ARM Architecture and developer Grocon have unveiled Swanston Square in central Melbourne, an apartment tower that bears the face of historic Aboriginal leader William Barak. The thirty-one-storey building features an eighty-five-metre-high portrait representation formed from white balconies against black windows of the southern and eastern facades.
The building is located at the northern end of Swanston Street, where the CBD grid meets the wider Melbourne grid at an angle. The site, formerly Calton United Brewery, contains a number of developments including RMIT’s Design Hub by Sean Godsell. Its location, at the corner of Swanston and Victoria Streets, forms a natural termination point for the Swanston Street civic spine of Melbourne, which terminates at the southern end with the Shrine of Remembrance. Because of this relationship, the significance of this site is palpable. And although the project is a private development, its public and civic presence is unavoidable.
ARM Architecture, who also designed the Shrine’s undercroft and forecourts in 2003 and 2014, chose to acknowledge this relationship by literally putting a public face on a private building. “The site has this potential to be a very significant part of the public realm,” said Howard Raggatt, a founding director of ARM. To the practice, the Shrine, built merely decades after Australia’s federation, represented the dawning of a new nation. Their work at the opposite end of the axis had to be complementary. “The realisation of the great civic axis of Swanston Street meant that we could acknowledge the Shrine at one end and then the deep history representation at the other.”

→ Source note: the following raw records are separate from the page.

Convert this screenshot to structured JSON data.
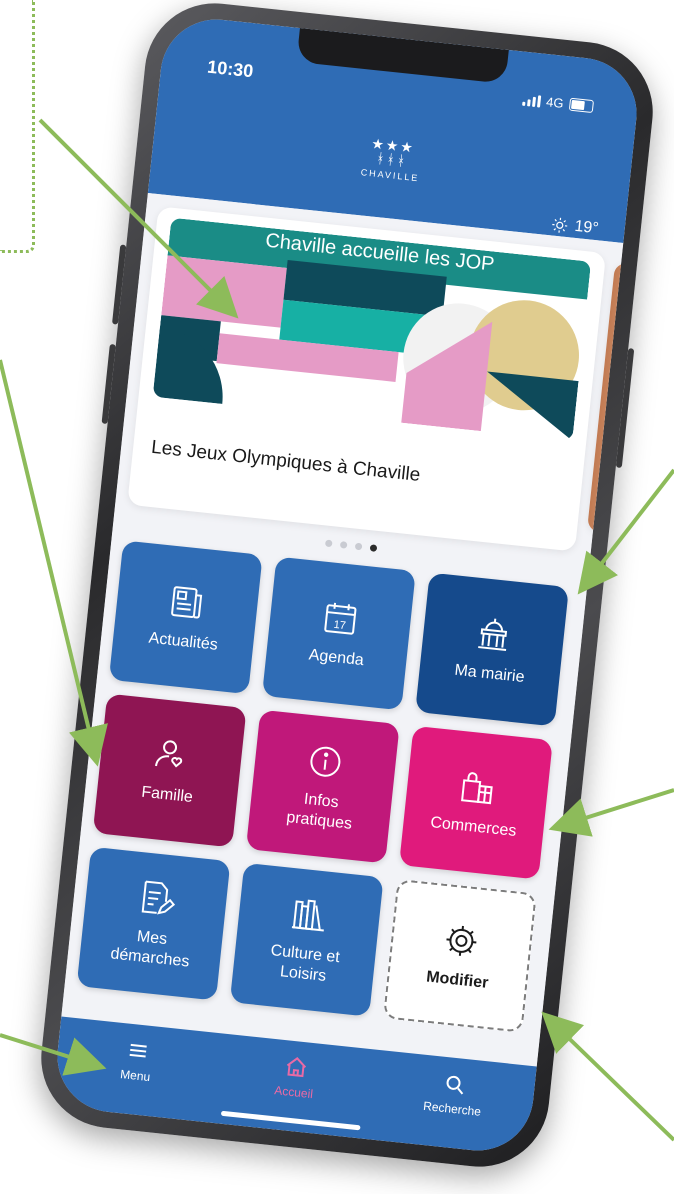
{
  "status_bar": {
    "time": "10:30",
    "network": "4G"
  },
  "header": {
    "logo_text": "CHAVILLE",
    "logo_stars": "★★★",
    "weather_temp": "19°"
  },
  "banner": {
    "title": "Chaville accueille les JOP",
    "caption": "Les Jeux Olympiques à Chaville",
    "pager_count": 4,
    "pager_active_index": 3
  },
  "tiles": [
    {
      "label": "Actualités",
      "icon": "newspaper-icon",
      "color": "#2f6cb5"
    },
    {
      "label": "Agenda",
      "icon": "calendar-icon",
      "calendar_day": "17",
      "color": "#2f6cb5"
    },
    {
      "label": "Ma mairie",
      "icon": "town-hall-icon",
      "color": "#154a8c"
    },
    {
      "label": "Famille",
      "icon": "family-icon",
      "color": "#8f1553"
    },
    {
      "label_line1": "Infos",
      "label_line2": "pratiques",
      "icon": "info-icon",
      "color": "#c0187a"
    },
    {
      "label": "Commerces",
      "icon": "shops-icon",
      "color": "#e01a7c"
    },
    {
      "label_line1": "Mes",
      "label_line2": "démarches",
      "icon": "document-edit-icon",
      "color": "#2f6cb5"
    },
    {
      "label_line1": "Culture et",
      "label_line2": "Loisirs",
      "icon": "library-icon",
      "color": "#2f6cb5"
    },
    {
      "label": "Modifier",
      "icon": "gear-icon"
    }
  ],
  "bottom_nav": [
    {
      "label": "Menu",
      "icon": "hamburger-icon"
    },
    {
      "label": "Accueil",
      "icon": "home-icon"
    },
    {
      "label": "Recherche",
      "icon": "search-icon"
    }
  ],
  "colors": {
    "primary": "#2f6cb5",
    "dark_blue": "#154a8c",
    "accent_pink": "#e86aa5",
    "annotation_green": "#8dbb5a"
  }
}
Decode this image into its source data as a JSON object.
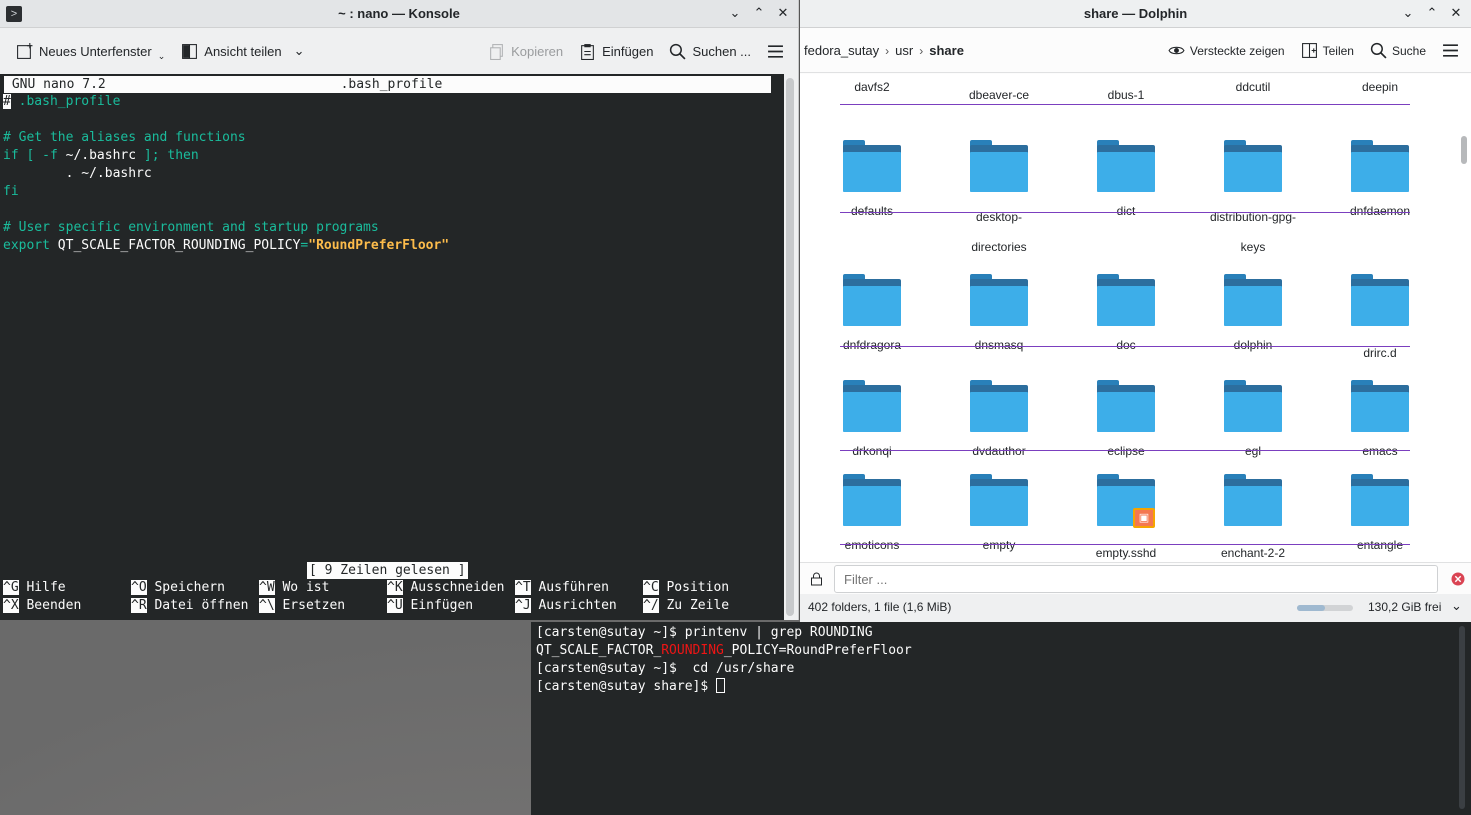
{
  "konsole": {
    "title": "~ : nano — Konsole",
    "toolbar": {
      "new_tab": "Neues Unterfenster",
      "split_view": "Ansicht teilen",
      "copy": "Kopieren",
      "paste": "Einfügen",
      "search": "Suchen ..."
    },
    "nano": {
      "version": "GNU nano 7.2",
      "filename": ".bash_profile",
      "lines": {
        "l1_cursor": "#",
        "l1_rest": " .bash_profile",
        "l3": "# Get the aliases and functions",
        "l4a": "if [ -f ",
        "l4b": "~/.bashrc",
        "l4c": " ]; then",
        "l5": "        . ~/.bashrc",
        "l6": "fi",
        "l8": "# User specific environment and startup programs",
        "l9a": "export",
        "l9b": " QT_SCALE_FACTOR_ROUNDING_POLICY",
        "l9c": "=",
        "l9d": "\"RoundPreferFloor\""
      },
      "status": "[ 9 Zeilen gelesen ]",
      "shortcuts": [
        {
          "key": "^G",
          "label": "Hilfe"
        },
        {
          "key": "^O",
          "label": "Speichern"
        },
        {
          "key": "^W",
          "label": "Wo ist"
        },
        {
          "key": "^K",
          "label": "Ausschneiden"
        },
        {
          "key": "^T",
          "label": "Ausführen"
        },
        {
          "key": "^C",
          "label": "Position"
        },
        {
          "key": "^X",
          "label": "Beenden"
        },
        {
          "key": "^R",
          "label": "Datei öffnen"
        },
        {
          "key": "^\\",
          "label": "Ersetzen"
        },
        {
          "key": "^U",
          "label": "Einfügen"
        },
        {
          "key": "^J",
          "label": "Ausrichten"
        },
        {
          "key": "^/",
          "label": "Zu Zeile"
        }
      ]
    }
  },
  "dolphin": {
    "title": "share — Dolphin",
    "breadcrumb": [
      "fedora_sutay",
      "usr",
      "share"
    ],
    "toolbar": {
      "show_hidden": "Versteckte zeigen",
      "split": "Teilen",
      "search": "Suche"
    },
    "folders": [
      {
        "name": "davfs2"
      },
      {
        "name": "dbeaver-ce"
      },
      {
        "name": "dbus-1"
      },
      {
        "name": "ddcutil"
      },
      {
        "name": "deepin"
      },
      {
        "name": "defaults"
      },
      {
        "name": "desktop-directories"
      },
      {
        "name": "dict"
      },
      {
        "name": "distribution-gpg-keys"
      },
      {
        "name": "dnfdaemon"
      },
      {
        "name": "dnfdragora"
      },
      {
        "name": "dnsmasq"
      },
      {
        "name": "doc"
      },
      {
        "name": "dolphin"
      },
      {
        "name": "drirc.d"
      },
      {
        "name": "drkonqi"
      },
      {
        "name": "dvdauthor"
      },
      {
        "name": "eclipse"
      },
      {
        "name": "egl"
      },
      {
        "name": "emacs"
      },
      {
        "name": "emoticons"
      },
      {
        "name": "empty"
      },
      {
        "name": "empty.sshd"
      },
      {
        "name": "enchant-2-2"
      },
      {
        "name": "entangle"
      }
    ],
    "filter_placeholder": "Filter ...",
    "status_text": "402 folders, 1 file (1,6 MiB)",
    "free_space": "130,2 GiB frei",
    "disk_usage_fraction": 0.5
  },
  "terminal": {
    "line1": "[carsten@sutay ~]$ printenv | grep ROUNDING",
    "line2a": "QT_SCALE_FACTOR_",
    "line2b": "ROUNDING",
    "line2c": "_POLICY=RoundPreferFloor",
    "line3": "[carsten@sutay ~]$  cd /usr/share",
    "line4": "[carsten@sutay share]$ "
  }
}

Representing this “deep history” is William Barak (c.1824–1903), the last traditional elder of the Indigenous Wurundjeri-Willam clan, who was also an artist and a social crusader who fought with the colonial government of his time to return the land to his people. “William Barak was the voice of the nineteenth century and now the face of the twenty-first,” said Aunty Joy Murphy, a Wurundjeri elder.
ARM worked in close consultation with Wurundjeri people to produce the representation. The architects used a xylographic technique, and digitally reduced a greyscale image down to a bitmap line drawing, which was then translated into 3D molded panels for the balustrades. Together, the panels form a pattern, which the human eye interprets as a portrait when viewed at a distance. In fact, the clearest view is from the Shrine. It’s a technique that the practice has used before on the Dupain Building in Sydney’s Darling Harbour (2007), which was produced from a famous Max Dupain photograph of Bondi.
At the base of the tower, the carpark podium is faced with a grid of circular portholes, some of which are filled with aluminium discs that form a pattern spelling out “Wurundjeri I am who I am” in braille. Again, this has been seen before in ARM’s National Museum of Australia, which controversially at the time, spelled out “sorry” in braille on its façade.
The northern and western facades of the apartment building are superimposed with a colourful heatmap, representing the lives and bodies inside the 530-apartment tower.
The William Barak building has been seven years in the making. But ARM have been working on the site in a number of iterations since winning a competition in 1994, the same year that the high-profile Storey Hall was built. Since then, the practice has completed a number of public buildings along the Swanston Street civic axis, including Melbourne Central and Hamer Hall, “and we want to do more,” said Raggatt. The completion of the William Barak building essentially bookends what is ambitiously turning into the museum mile of ARM.